Apr 30, 2013 CANADA (SUN) A serial exploration of the island of Jambudvipa and the sixteen Great States residing there.
The Matsya Kingdom
The Matsya were one of the prominent tribes of Vedic India. Their kingdom resided in the country south of the Kurus and west of the Yamuna, which separated them from the Panchalas. It roughly corresponds to the former state of Jaipur in Rajasthan, and included the whole of Alwar with portions of Bharatpur.
The capital of Matsya was at Viratanagara (modern Bairat), which is said to have been named after its founder, King Virata. In Pali literature, the Matsyas are usually associated with the Surasenas. The western Matsya Kingdom was the hill tract on the north bank of the Chambal. A branch of Matsya was also found in later days in the Vizagapatam region.
The Matsyas did not hold much political power during the time of Buddha. The Mahabharata (74,16) mentions that King Sujata ruled over both the Chedis and Matsyas, thus showing that Matsya once formed a part of the Chedi kingdom.
Other than the Matsya Kingdom to the south of Kuru Kingdom, which falls in the Alwar, Bharatpur districts of Rajasthan, the Mahabharata refers to as many as six other Matsya kingdoms, which may indicate a less powerful, and thus fragmented kingdom. Upaplavya was another famous city in the kingdom.
According to Rigveda, the Matsya Kingdom lay to the south or south-west of Indraprastha and to the south of Surasena.
The medieval Meenas of Rajasthan claim their descent from the Matsyas. They used an emblem of a fish like the Pandyan kingdom (Paravar, Karava, Karaiyar) of the south.
By the time of the Ramayana pastimes, the Matsya Kingdom had lost its potency. It is mentioned in the Satapatha Brahmana (XIII, 5.4.9) that a Matsya king was one of the great ancient Indian monarchs who acquired renown by performing the horse-sacrifice. In the Kurukshetra battle the Matsyas occupied a preeminent position, both because of the purity of their conduct and custom and through their bravery and prowess. The Matsyas (Macchas) witnessed the dice play of the king of the Kurus with the Yakkha Punnaka ( Vidhurapandita Jataka, Jat IV).

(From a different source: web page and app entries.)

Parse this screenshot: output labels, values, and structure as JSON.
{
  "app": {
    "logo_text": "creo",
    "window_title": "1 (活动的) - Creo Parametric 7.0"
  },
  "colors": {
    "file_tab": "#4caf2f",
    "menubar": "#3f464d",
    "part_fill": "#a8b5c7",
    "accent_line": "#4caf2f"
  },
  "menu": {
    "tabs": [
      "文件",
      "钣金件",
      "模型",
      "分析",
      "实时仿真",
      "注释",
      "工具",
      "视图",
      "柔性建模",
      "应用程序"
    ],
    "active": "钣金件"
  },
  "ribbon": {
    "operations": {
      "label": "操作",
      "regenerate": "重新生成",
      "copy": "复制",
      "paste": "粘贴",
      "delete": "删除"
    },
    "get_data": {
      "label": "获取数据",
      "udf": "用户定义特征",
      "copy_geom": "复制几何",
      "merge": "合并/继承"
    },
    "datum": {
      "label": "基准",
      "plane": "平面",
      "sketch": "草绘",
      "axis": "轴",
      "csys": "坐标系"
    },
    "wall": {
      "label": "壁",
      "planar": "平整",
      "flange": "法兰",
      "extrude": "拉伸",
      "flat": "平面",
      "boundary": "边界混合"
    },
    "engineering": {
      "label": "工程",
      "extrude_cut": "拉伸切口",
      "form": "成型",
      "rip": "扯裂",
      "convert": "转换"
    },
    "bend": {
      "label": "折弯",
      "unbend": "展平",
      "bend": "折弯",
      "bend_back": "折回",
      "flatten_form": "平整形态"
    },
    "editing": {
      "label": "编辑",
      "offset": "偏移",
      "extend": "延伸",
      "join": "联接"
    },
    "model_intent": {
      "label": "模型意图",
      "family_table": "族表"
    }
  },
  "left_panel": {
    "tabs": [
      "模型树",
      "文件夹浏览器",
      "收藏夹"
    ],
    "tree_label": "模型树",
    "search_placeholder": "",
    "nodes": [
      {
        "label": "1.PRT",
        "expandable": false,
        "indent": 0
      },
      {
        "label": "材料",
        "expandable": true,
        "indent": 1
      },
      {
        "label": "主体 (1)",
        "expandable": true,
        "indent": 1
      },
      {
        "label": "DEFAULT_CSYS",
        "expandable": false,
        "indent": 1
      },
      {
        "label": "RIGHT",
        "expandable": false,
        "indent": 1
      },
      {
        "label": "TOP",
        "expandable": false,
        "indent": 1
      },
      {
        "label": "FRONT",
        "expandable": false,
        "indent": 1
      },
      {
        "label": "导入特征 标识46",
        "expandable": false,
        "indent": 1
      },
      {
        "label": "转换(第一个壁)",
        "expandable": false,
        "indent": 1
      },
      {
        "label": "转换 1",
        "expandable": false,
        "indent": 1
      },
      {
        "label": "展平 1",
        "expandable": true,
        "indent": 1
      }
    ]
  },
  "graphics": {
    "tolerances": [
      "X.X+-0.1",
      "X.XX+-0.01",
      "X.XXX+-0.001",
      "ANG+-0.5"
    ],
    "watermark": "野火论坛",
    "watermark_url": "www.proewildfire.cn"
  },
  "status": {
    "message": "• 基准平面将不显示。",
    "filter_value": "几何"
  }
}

Viratanagara is also called Matsyanagara (Mahabharata 4,13,1). It was the royal seat of the epic King Virata, the friend of the Pandavas. There was a fight between King Virata and the Trigarttas with the result that the king was captured by them, but was rescued by Bhima.
It was in the Matsya kingdom that the Pandava brothers remained incognito for a year. They later disclosed their identity and a marriage was celebrated between Abhimanyu, son of Arjuna, and Uttara, daughter of King Virata Mahabharata 72).